Our website is moving to theNOAA Fisheriessite. Most new content is posted there. Thank you for your patience as we make this transition. Pleaseemail uswith questions.

Protected Species Branch Staff

Chris Orphanides

Chris Orphanides


URI Graduate School of Oceanography, PhD, 2019

Duke University, MEM Coastal Environmental Management, 2001

Colby College, BS Environmental Studies & History, 1995


As a member of the Northeast Fisheries Science Center's Protected Species Branch since 2004, Chris Orphanides has conducted research on cetacean, pinniped, sea turtle, and seabird bycatch, habitat, and distribution to inform fisheries management. Since 2006 he has been particularly involved in harbor porpoise bycatch issues, calculating annual gillnet bycatch estimates, investigating alternate bycatch estimation methods, publishing a comprehensive review on the effectiveness of harbor porpoise management measures, and serving as the lead science advisor to the Harbor Porpoise Take Reduction Team.

Chris has also contributed to several PSB research projects by linking protected species analysis with oceanographic data from satellites and ocean models. He has often served as an advisor to analyses associated with satellite data and geographic information systems and has created programs that process and link various oceanographic variables to protected species bycatch, habitat, and abundance models.

Current Research

While continuing to serve as a bycatch analyst, these past few years Chris has expanded his research into marine mammal foraging ecology as it relates to oceanography, bycatch, and marine mammal distribution.
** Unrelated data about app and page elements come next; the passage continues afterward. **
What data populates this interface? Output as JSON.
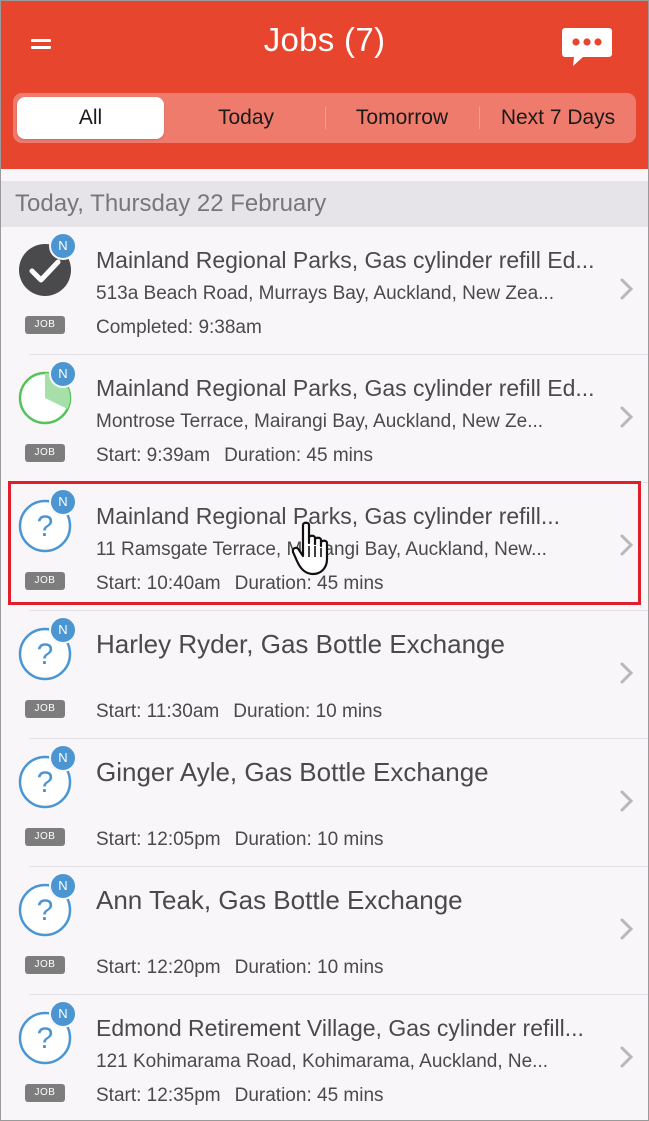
{
  "header": {
    "title": "Jobs (7)",
    "menu_icon": "hamburger-menu-icon",
    "chat_icon": "chat-bubble-icon",
    "background_color": "#e8452f"
  },
  "tabs": [
    {
      "label": "All",
      "active": true
    },
    {
      "label": "Today",
      "active": false
    },
    {
      "label": "Tomorrow",
      "active": false
    },
    {
      "label": "Next 7 Days",
      "active": false
    }
  ],
  "section": {
    "title": "Today, Thursday 22 February"
  },
  "jobs": [
    {
      "title": "Mainland Regional Parks, Gas cylinder refill Ed...",
      "address": "513a Beach Road, Murrays Bay, Auckland, New Zea...",
      "detail": "Completed: 9:38am",
      "duration": "",
      "status": "completed",
      "badge": "N",
      "tag": "JOB"
    },
    {
      "title": "Mainland Regional Parks, Gas cylinder refill Ed...",
      "address": "Montrose Terrace, Mairangi Bay, Auckland, New Ze...",
      "detail": "Start: 9:39am",
      "duration": "Duration: 45 mins",
      "status": "in-progress",
      "badge": "N",
      "tag": "JOB"
    },
    {
      "title": "Mainland Regional Parks, Gas cylinder refill...",
      "address": "11 Ramsgate Terrace, Mairangi Bay, Auckland, New...",
      "detail": "Start: 10:40am",
      "duration": "Duration: 45 mins",
      "status": "unknown",
      "badge": "N",
      "tag": "JOB",
      "highlighted": true
    },
    {
      "title": "Harley Ryder, Gas Bottle Exchange",
      "address": "",
      "detail": "Start: 11:30am",
      "duration": "Duration: 10 mins",
      "status": "unknown",
      "badge": "N",
      "tag": "JOB"
    },
    {
      "title": "Ginger Ayle, Gas Bottle Exchange",
      "address": "",
      "detail": "Start: 12:05pm",
      "duration": "Duration: 10 mins",
      "status": "unknown",
      "badge": "N",
      "tag": "JOB"
    },
    {
      "title": "Ann Teak, Gas Bottle Exchange",
      "address": "",
      "detail": "Start: 12:20pm",
      "duration": "Duration: 10 mins",
      "status": "unknown",
      "badge": "N",
      "tag": "JOB"
    },
    {
      "title": "Edmond Retirement Village, Gas cylinder refill...",
      "address": "121 Kohimarama Road, Kohimarama, Auckland, Ne...",
      "detail": "Start: 12:35pm",
      "duration": "Duration: 45 mins",
      "status": "unknown",
      "badge": "N",
      "tag": "JOB"
    }
  ],
  "icons": {
    "completed": "checkmark-circle-icon",
    "in_progress": "progress-pie-icon",
    "unknown": "question-circle-icon",
    "chevron": "chevron-right-icon",
    "pointer": "hand-pointer-cursor-icon"
  }
}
In 2014 he was accepted into NOAA's Advanced Study Program and recently completed his PhD in Oceanography at URI. His dissertation explored relating marine mammal distribution to prey abundance and included chapters on harbor porpoise diet south of New England, potential right whale prey sources in southern New England, and relating marine mammal distribution to prey fields derived from echosounding. As an offshoot from his dissertation research, Chris has led multiple research cruises exploring southern New England right whale habitat use, employing a novel combination of oceanography and prey sampling tools in the region of right whales. He and collaborators have received funding to further explore these issues with multiple short cruises during the winter and spring of 2020.

Chris is also part of national and regional report efforts on bycatch, climate, and ecosystem based management, including serving as one of a team of experts assessing marine mammal vulnerability to climate change. Chris aims to continue conducting research that is directly applicable to management by linking protected species to ecology and oceanography.
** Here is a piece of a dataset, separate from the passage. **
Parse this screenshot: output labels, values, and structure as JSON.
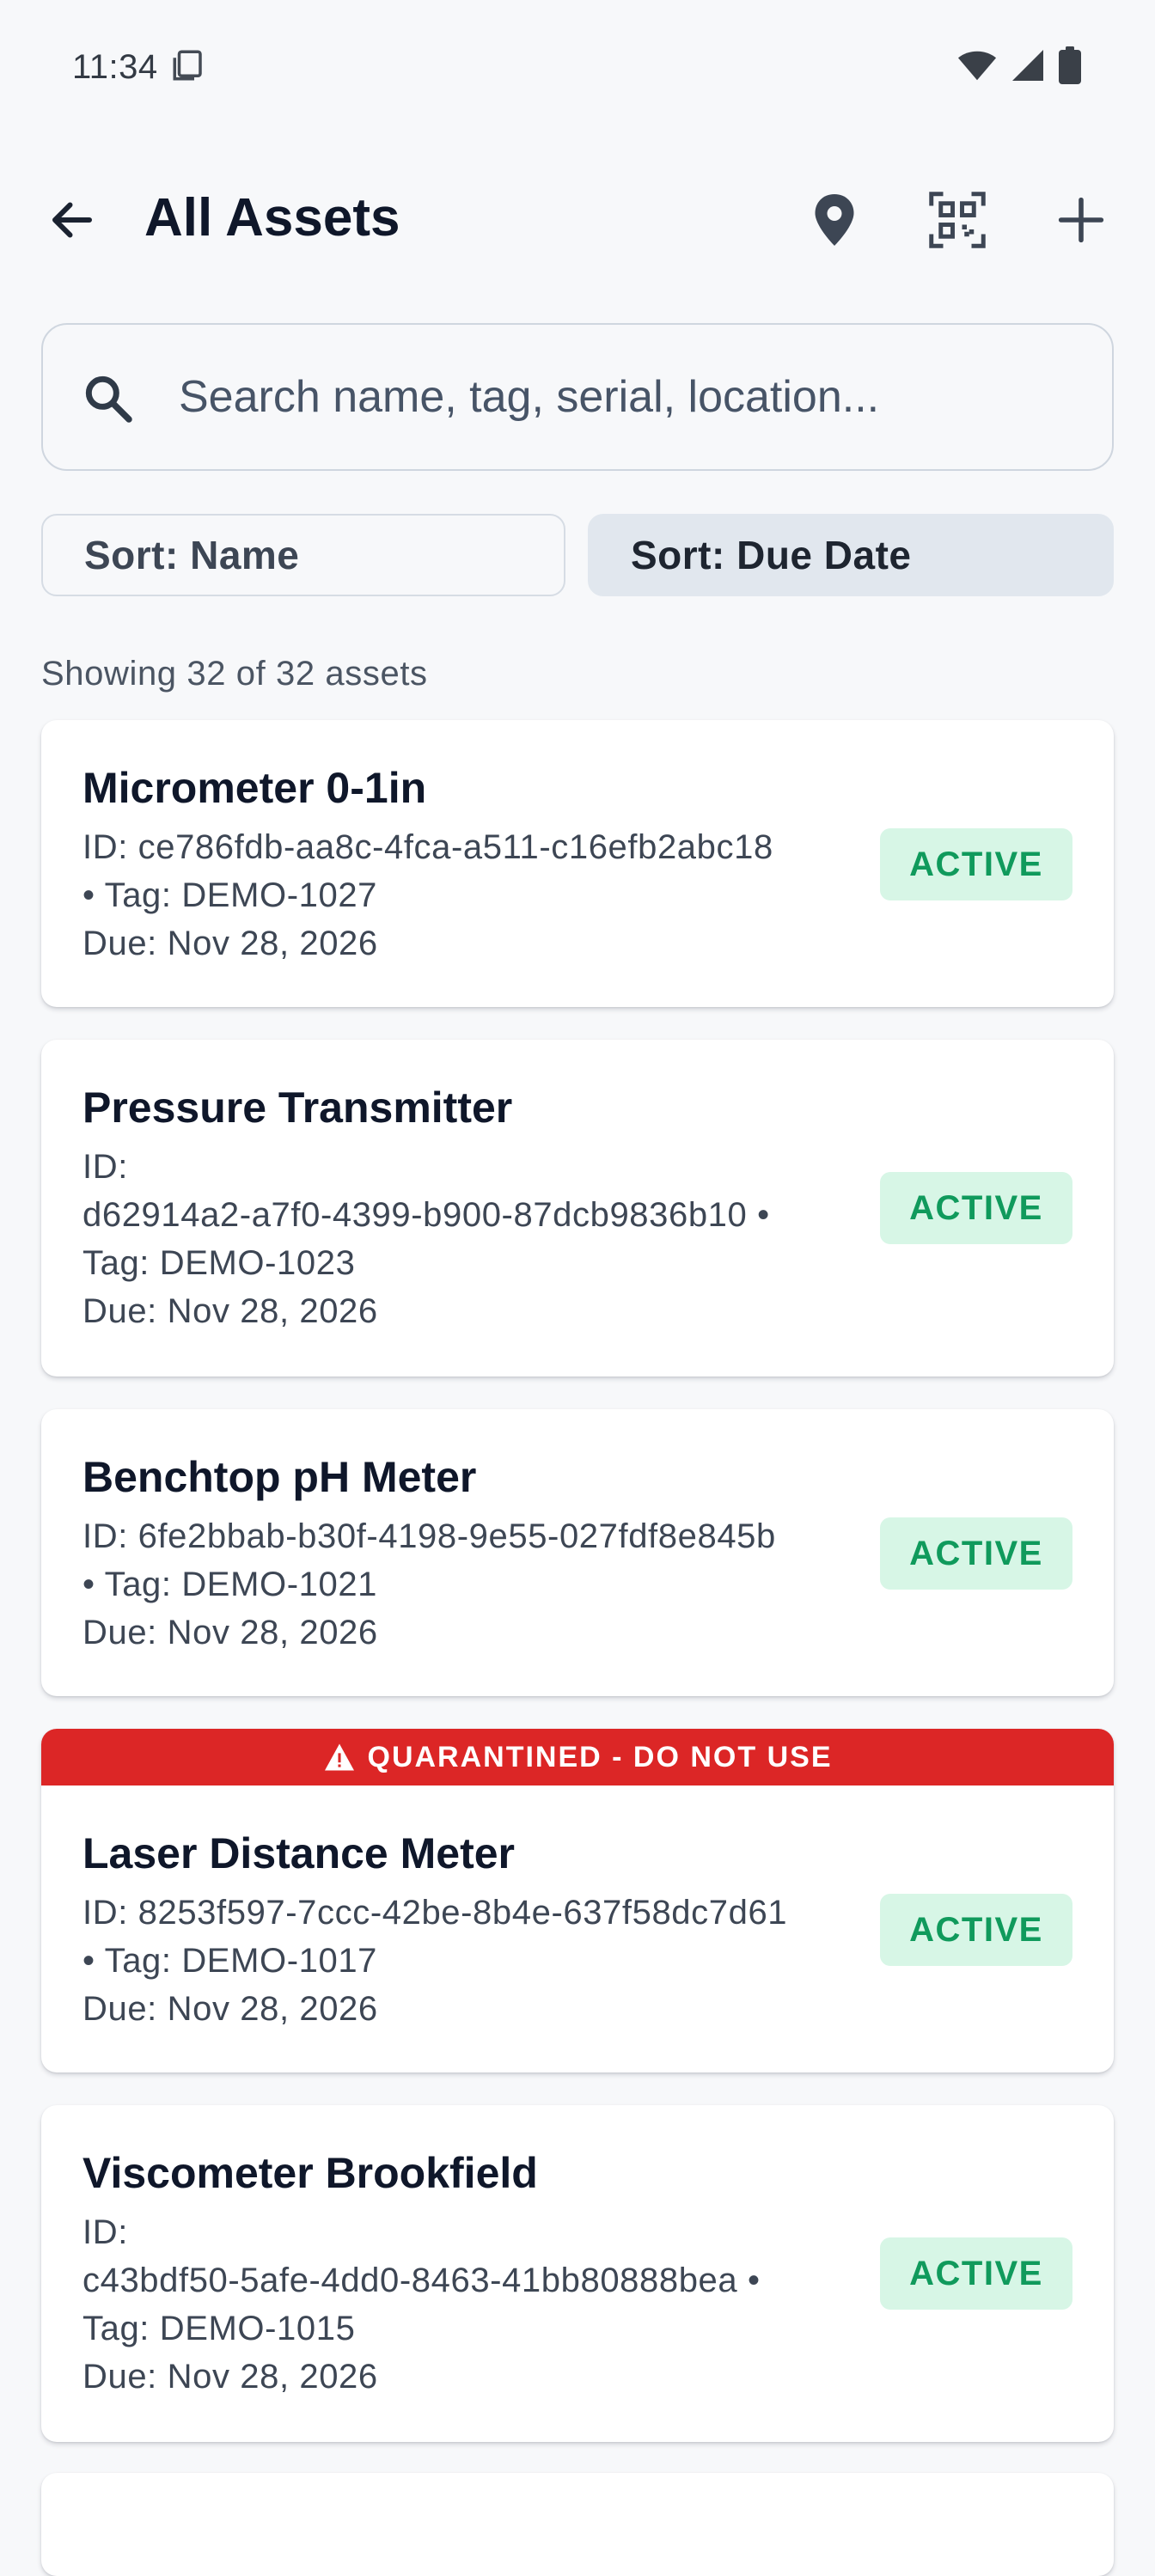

Selected Publications

Orphanides CD. 2019. Estimates of cetacean and pinniped bycatch in the 2016 New England sink and Mid-Atlantic gillnet fisheries. US Dept Commer, Northeast Fish Sci Cent Ref Doc. 19-04; 12 p.

Hare JA, Borggaard DL, Friedland KD, Anderson J, Burns P, Chu K, Clay PM, Collins MJ, Cooper P, Fratantoni PS, Johnson MR, Manderson JF, Milke L, Miller TJ, Orphanides CD, Saba VS. 2016. Northeast Regional Action Plan - NOAA Fisheries Climate Science Strategy. NOAA Tech Memo NMFS NE 239; 94 p.
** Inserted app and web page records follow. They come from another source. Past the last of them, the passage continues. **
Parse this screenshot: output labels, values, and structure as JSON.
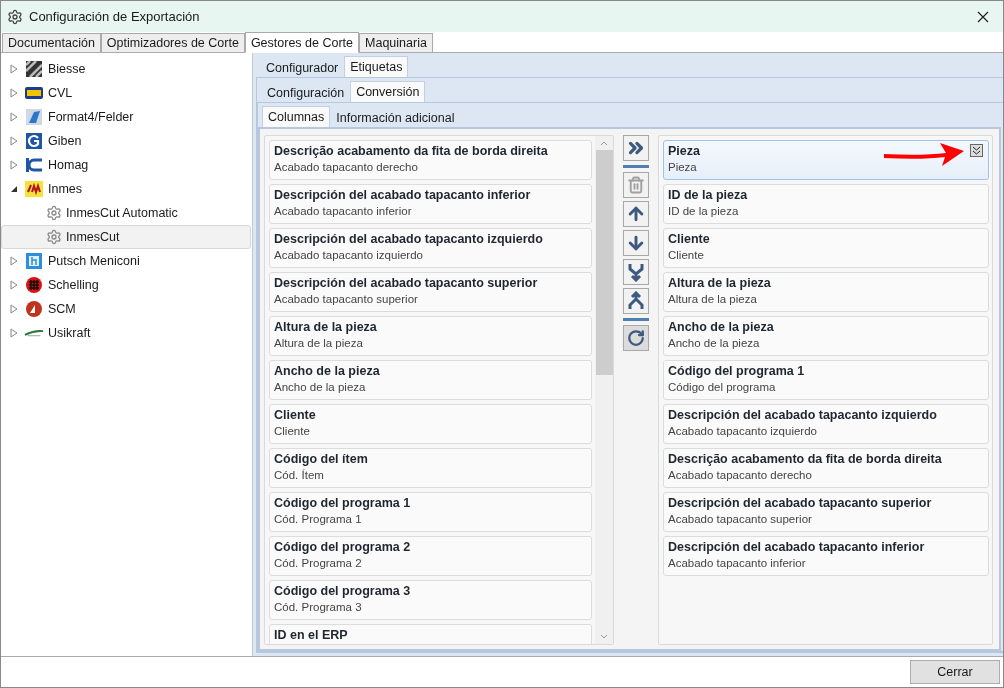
{
  "window": {
    "title": "Configuración de Exportación"
  },
  "main_tabs": [
    {
      "label": "Documentación",
      "selected": false
    },
    {
      "label": "Optimizadores de Corte",
      "selected": false
    },
    {
      "label": "Gestores de Corte",
      "selected": true
    },
    {
      "label": "Maquinaria",
      "selected": false
    }
  ],
  "tree": [
    {
      "label": "Biesse",
      "expanded": false,
      "selected": false
    },
    {
      "label": "CVL",
      "expanded": false,
      "selected": false
    },
    {
      "label": "Format4/Felder",
      "expanded": false,
      "selected": false
    },
    {
      "label": "Giben",
      "expanded": false,
      "selected": false
    },
    {
      "label": "Homag",
      "expanded": false,
      "selected": false
    },
    {
      "label": "Inmes",
      "expanded": true,
      "selected": false,
      "children": [
        {
          "label": "InmesCut Automatic",
          "selected": false
        },
        {
          "label": "InmesCut",
          "selected": true
        }
      ]
    },
    {
      "label": "Putsch Meniconi",
      "expanded": false,
      "selected": false
    },
    {
      "label": "Schelling",
      "expanded": false,
      "selected": false
    },
    {
      "label": "SCM",
      "expanded": false,
      "selected": false
    },
    {
      "label": "Usikraft",
      "expanded": false,
      "selected": false
    }
  ],
  "tabs_level1": [
    {
      "label": "Configurador",
      "selected": false
    },
    {
      "label": "Etiquetas",
      "selected": true
    }
  ],
  "tabs_level2": [
    {
      "label": "Configuración",
      "selected": false
    },
    {
      "label": "Conversión",
      "selected": true
    }
  ],
  "tabs_level3": [
    {
      "label": "Columnas",
      "selected": true
    },
    {
      "label": "Información adicional",
      "selected": false
    }
  ],
  "available_columns": [
    {
      "title": "Descrição acabamento da fita de borda direita",
      "subtitle": "Acabado tapacanto derecho"
    },
    {
      "title": "Descripción del acabado tapacanto inferior",
      "subtitle": "Acabado tapacanto inferior"
    },
    {
      "title": "Descripción del acabado tapacanto izquierdo",
      "subtitle": "Acabado tapacanto izquierdo"
    },
    {
      "title": "Descripción del acabado tapacanto superior",
      "subtitle": "Acabado tapacanto superior"
    },
    {
      "title": "Altura de la pieza",
      "subtitle": "Altura de la pieza"
    },
    {
      "title": "Ancho de la pieza",
      "subtitle": "Ancho de la pieza"
    },
    {
      "title": "Cliente",
      "subtitle": "Cliente"
    },
    {
      "title": "Código del ítem",
      "subtitle": "Cód. Ítem"
    },
    {
      "title": "Código del programa 1",
      "subtitle": "Cód. Programa 1"
    },
    {
      "title": "Código del programa 2",
      "subtitle": "Cód. Programa 2"
    },
    {
      "title": "Código del programa 3",
      "subtitle": "Cód. Programa 3"
    },
    {
      "title": "ID en el ERP"
    }
  ],
  "toolbar": [
    {
      "kind": "add-all",
      "disabled": false
    },
    {
      "kind": "separator"
    },
    {
      "kind": "delete",
      "disabled": true
    },
    {
      "kind": "up",
      "disabled": false
    },
    {
      "kind": "down",
      "disabled": false
    },
    {
      "kind": "merge",
      "disabled": false
    },
    {
      "kind": "split",
      "disabled": false
    },
    {
      "kind": "separator"
    },
    {
      "kind": "reset",
      "disabled": false
    }
  ],
  "selected_columns": [
    {
      "title": "Pieza",
      "subtitle": "Pieza",
      "selected": true
    },
    {
      "title": "ID de la pieza",
      "subtitle": "ID de la pieza",
      "selected": false
    },
    {
      "title": "Cliente",
      "subtitle": "Cliente",
      "selected": false
    },
    {
      "title": "Altura de la pieza",
      "subtitle": "Altura de la pieza",
      "selected": false
    },
    {
      "title": "Ancho de la pieza",
      "subtitle": "Ancho de la pieza",
      "selected": false
    },
    {
      "title": "Código del programa 1",
      "subtitle": "Código del programa",
      "selected": false
    },
    {
      "title": "Descripción del acabado tapacanto izquierdo",
      "subtitle": "Acabado tapacanto izquierdo",
      "selected": false
    },
    {
      "title": "Descrição acabamento da fita de borda direita",
      "subtitle": "Acabado tapacanto derecho",
      "selected": false
    },
    {
      "title": "Descripción del acabado tapacanto superior",
      "subtitle": "Acabado tapacanto superior",
      "selected": false
    },
    {
      "title": "Descripción del acabado tapacanto inferior",
      "subtitle": "Acabado tapacanto inferior",
      "selected": false
    }
  ],
  "buttons": [
    {
      "label": "Cerrar"
    }
  ]
}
Orphanides, CD, Palka DL. 2013. Analysis of harbor porpoise gillnet bycatch, compliance, and enforcement trends in the US northwestern Atlantic, January 1999 to May 2010. Endangered Species Research. 20(3):251-269

Murray KT, Orphanides CD. 2013. Estimating the risk of loggerhead turtle Caretta caretta bycatch in the US mid-Atlantic using fishery-independent and -dependent data. Marine Ecology Progress Series 477:259-270.

Orphanides CD. 2012. New England harbor porpoise bycatch rates during 2010-2012 associated with Consequence Closure Areas. US Dept Commer, Northeast Fish Sci Cent Ref Doc. 12-19; 15 p.

Palka DL, Rossman MC, Van Atten AS, Orphanides CD. 2008. Effect of pingers on harbour porpoise (Phocoena phocoena) bycatch in the US Northeast gillnet fishery. Journal of Cetacean Research & Management. 10(3):217-226.


Link disclaimer | Email webmaster | Privacy policy |     File Modified Sep 05, 2019